In 1991, then Mongols shifted peacefully to a democratic political system as Asian first democratic country. Over the last two decades, the free market and democratic process has brought great changes to Mongolia.
Mongolia  is  a  landlocked  country,   located  between Russia  and  China.  It  has  an  area  of  1,566,000 sq  km (610,740 sq mi), and its average altitude is 1,580 m above sea level. Mongolia  is made  up  of  vast semi-desert  and desert plains, mountains  in west and south-west,  and the Gobi Desert in south east of it, where big copper and coal deposits are located.
Mongolian climate is same as Central Europe,  Northern part of  United States and Canada. Total annual  rainfall averages approx. 220 mm in Mongolia.  Much of the precipitation  falls as rain during the short summit, while winter is generally dry and extremely cold. The average summer  temperature  as about  25C, while winter temperatures average minus 25C.
Extensive grasslands cover approximately 65% of the land, while the Gobi desert dominates the south of Mongolia,  Forests and mountains  cover approximately 12% of the total land area, for the most part in the country's northern most regions.
Mongolia's vast territory  has rich mineral deposits  including  gold,  copper,  coal, fluorspar, silver, uranium;  24.8% of the Mongolian territory is covered by general exploration  work and geological mapping  at scale of 1:50,000.
Historical and recent geological exploration have covered only a fraction of Mongolia's territory  leaving  plenty  of  room  for rewarding  additional  geological exploration, especially for gold, copper and other metals- commodities in high demand on international markets.  While the production  of most minerals declined during the 1990's due to the painful transition to a market economy, gold production   nevertheless  increased  ten-fold. At the same time, exploration  by Mongolian and more especially by foreign investors has increased tremendously.
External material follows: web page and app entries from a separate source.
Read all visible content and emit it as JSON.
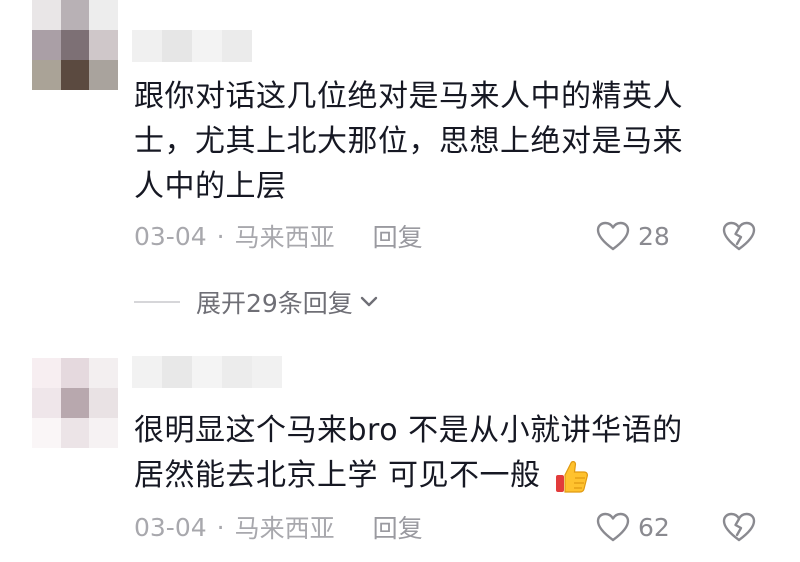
{
  "comments": [
    {
      "text_lines": [
        "跟你对话这几位绝对是马来人中的精英人",
        "士，尤其上北大那位，思想上绝对是马来",
        "人中的上层"
      ],
      "date": "03-04",
      "separator": "·",
      "location": "马来西亚",
      "reply_label": "回复",
      "likes": "28",
      "avatar_colors": [
        "#e9e6e7",
        "#b8b1b5",
        "#ededed",
        "#aa9fa6",
        "#7d7075",
        "#cfc7c9",
        "#aaa397",
        "#5b4a40",
        "#a9a39d"
      ]
    },
    {
      "text_lines": [
        "很明显这个马来bro 不是从小就讲华语的",
        "居然能去北京上学 可见不一般"
      ],
      "emoji": "thumbs-up",
      "date": "03-04",
      "separator": "·",
      "location": "马来西亚",
      "reply_label": "回复",
      "likes": "62",
      "avatar_colors": [
        "#f7eef1",
        "#e5d9de",
        "#f3eff0",
        "#efe6ea",
        "#b8a8ae",
        "#e9e2e4",
        "#faf6f7",
        "#ece4e7",
        "#f6f2f3"
      ]
    }
  ],
  "expand_replies_label": "展开29条回复",
  "icons": {
    "like": "heart-outline-icon",
    "dislike": "broken-heart-icon",
    "expand": "chevron-down-icon",
    "emoji": "thumbs-up-emoji"
  },
  "colors": {
    "text": "#161823",
    "meta": "#a8a8ad",
    "icon": "#8a8a90"
  }
}
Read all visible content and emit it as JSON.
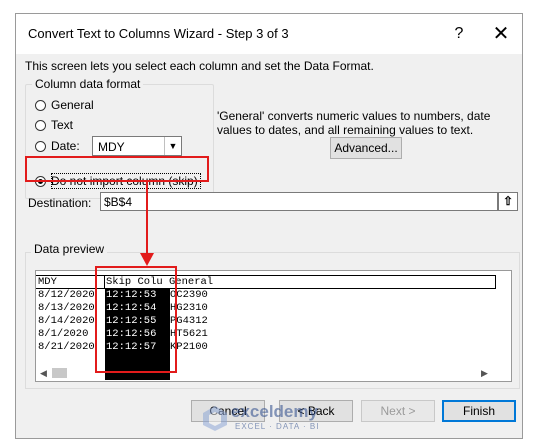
{
  "window": {
    "title": "Convert Text to Columns Wizard - Step 3 of 3",
    "help_icon": "?",
    "close_icon": "✕"
  },
  "intro_text": "This screen lets you select each column and set the Data Format.",
  "column_format": {
    "group_label": "Column data format",
    "options": [
      {
        "label": "General",
        "checked": false
      },
      {
        "label": "Text",
        "checked": false
      },
      {
        "label": "Date:",
        "checked": false
      },
      {
        "label": "Do not import column (skip)",
        "checked": true
      }
    ],
    "date_value": "MDY"
  },
  "general_description": "'General' converts numeric values to numbers, date values to dates, and all remaining values to text.",
  "advanced_button": "Advanced...",
  "destination": {
    "label": "Destination:",
    "value": "$B$4"
  },
  "preview": {
    "label": "Data preview",
    "headers": [
      "MDY",
      "Skip Colu",
      "General"
    ],
    "rows": [
      [
        "8/12/2020",
        "12:12:53",
        "OC2390"
      ],
      [
        "8/13/2020",
        "12:12:54",
        "HG2310"
      ],
      [
        "8/14/2020",
        "12:12:55",
        "PG4312"
      ],
      [
        "8/1/2020",
        "12:12:56",
        "HT5621"
      ],
      [
        "8/21/2020",
        "12:12:57",
        "KP2100"
      ]
    ]
  },
  "buttons": {
    "cancel": "Cancel",
    "back": "< Back",
    "next": "Next >",
    "finish": "Finish"
  },
  "watermark": {
    "name": "exceldemy",
    "tagline": "EXCEL · DATA · BI"
  },
  "colors": {
    "annotation_red": "#e21b1b",
    "focus_blue": "#0078d7"
  }
}
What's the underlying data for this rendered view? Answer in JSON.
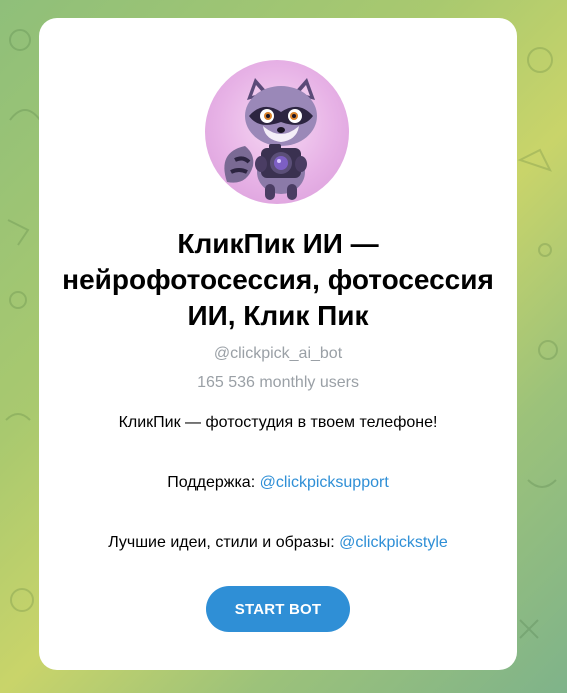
{
  "bot": {
    "title": "КликПик ИИ — нейрофотосессия, фотосессия ИИ, Клик Пик",
    "username": "@clickpick_ai_bot",
    "monthly_users": "165 536 monthly users",
    "description": "КликПик — фотостудия в твоем телефоне!",
    "support_label": "Поддержка: ",
    "support_link": "@clickpicksupport",
    "ideas_label": "Лучшие идеи, стили и образы: ",
    "ideas_link": "@clickpickstyle",
    "start_button": "START BOT",
    "avatar_icon": "raccoon-with-camera-icon"
  },
  "colors": {
    "accent": "#2f8fd6",
    "muted_text": "#9aa0a6",
    "card_bg": "#ffffff",
    "avatar_bg": "#e7b2e6"
  }
}
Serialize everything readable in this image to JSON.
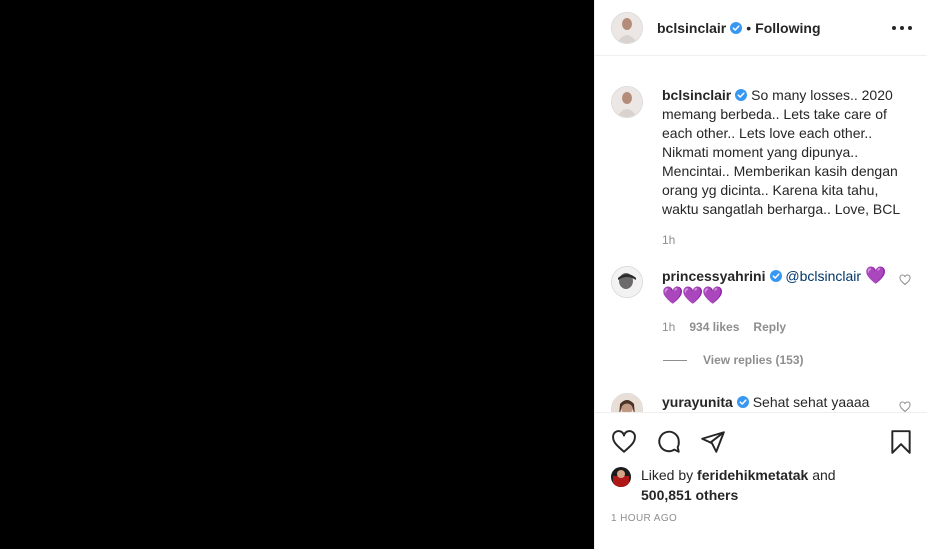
{
  "header": {
    "username": "bclsinclair",
    "separator": "•",
    "follow_label": "Following",
    "more_icon": "more-dots-icon"
  },
  "caption": {
    "username": "bclsinclair",
    "text": "So many losses.. 2020 memang berbeda.. Lets take care of each other.. Lets love each other.. Nikmati moment yang dipunya.. Mencintai.. Memberikan kasih dengan orang yg dicinta.. Karena kita tahu, waktu sangatlah berharga.. Love, BCL",
    "time": "1h"
  },
  "comments": [
    {
      "username": "princessyahrini",
      "mention": "@bclsinclair",
      "emoji": "💜💜💜💜",
      "time": "1h",
      "likes": "934 likes",
      "reply_label": "Reply",
      "view_replies": "View replies (153)"
    },
    {
      "username": "yurayunita",
      "text": "Sehat sehat yaaaa"
    }
  ],
  "actions": {
    "like_icon": "heart-icon",
    "comment_icon": "comment-icon",
    "share_icon": "paper-plane-icon",
    "save_icon": "bookmark-icon"
  },
  "likes": {
    "prefix": "Liked by",
    "user": "feridehikmetatak",
    "and": "and",
    "others": "500,851 others"
  },
  "timestamp": "1 HOUR AGO",
  "colors": {
    "verified": "#3897f0",
    "mention": "#00376b",
    "muted": "#8e8e8e",
    "purple_heart": "#a035e9"
  }
}
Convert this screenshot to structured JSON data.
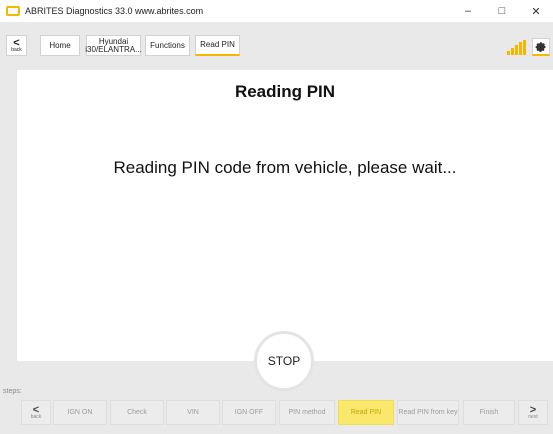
{
  "window": {
    "title": "ABRITES Diagnostics 33.0  www.abrites.com",
    "minimize": "–",
    "maximize": "□",
    "close": "✕"
  },
  "nav": {
    "back_arrow": "<",
    "back_label": "back",
    "home": "Home",
    "model": "Hyundai i30/ELANTRA...",
    "functions": "Functions",
    "read_pin": "Read PIN"
  },
  "main": {
    "title": "Reading PIN",
    "message": "Reading PIN code from vehicle, please wait..."
  },
  "stop_label": "STOP",
  "steps": {
    "label": "steps:",
    "back_arrow": "<",
    "back_label": "back",
    "next_arrow": ">",
    "next_label": "next",
    "items": [
      {
        "label": "IGN ON"
      },
      {
        "label": "Check"
      },
      {
        "label": "VIN"
      },
      {
        "label": "IGN OFF"
      },
      {
        "label": "PIN method"
      },
      {
        "label": "Read PIN",
        "active": true
      },
      {
        "label": "Read PIN from key"
      },
      {
        "label": "Finish"
      }
    ]
  },
  "colors": {
    "accent": "#f5b800",
    "active_step_bg": "#f9e86c"
  },
  "icons": [
    "app-icon",
    "signal-icon",
    "settings-gear-icon"
  ]
}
While Mongolia's mineral   potential   evaluation was   hampered   in   the past by limited infrastructure, a command economy, and  other  governmental restrictions, these barriers to exploration are now being dismantled. An improved business environment  combined  with the availability of an extensive geological database and numerous deposits and occurrences of gold, copper,  base metals and  other  minerals  has led to increased foreign investment in mineral exploration, boosting the sector's growth and development.
It is likely that new ventures may turn out to  be  outstanding   discoveries for  investors who to enter Mongolia's mining sector. These opportunities  are facilitated by a supportive government attitude and an alluring foreign investment business environment. The Mongolian Government and many local companies are eager to work with foreign investors who can provide new capital investment, facilitate technology transfer and introduce  modem mine  management,  who are  also seen as new  channels  and  bridges for new markets for Mongolia's mineral products.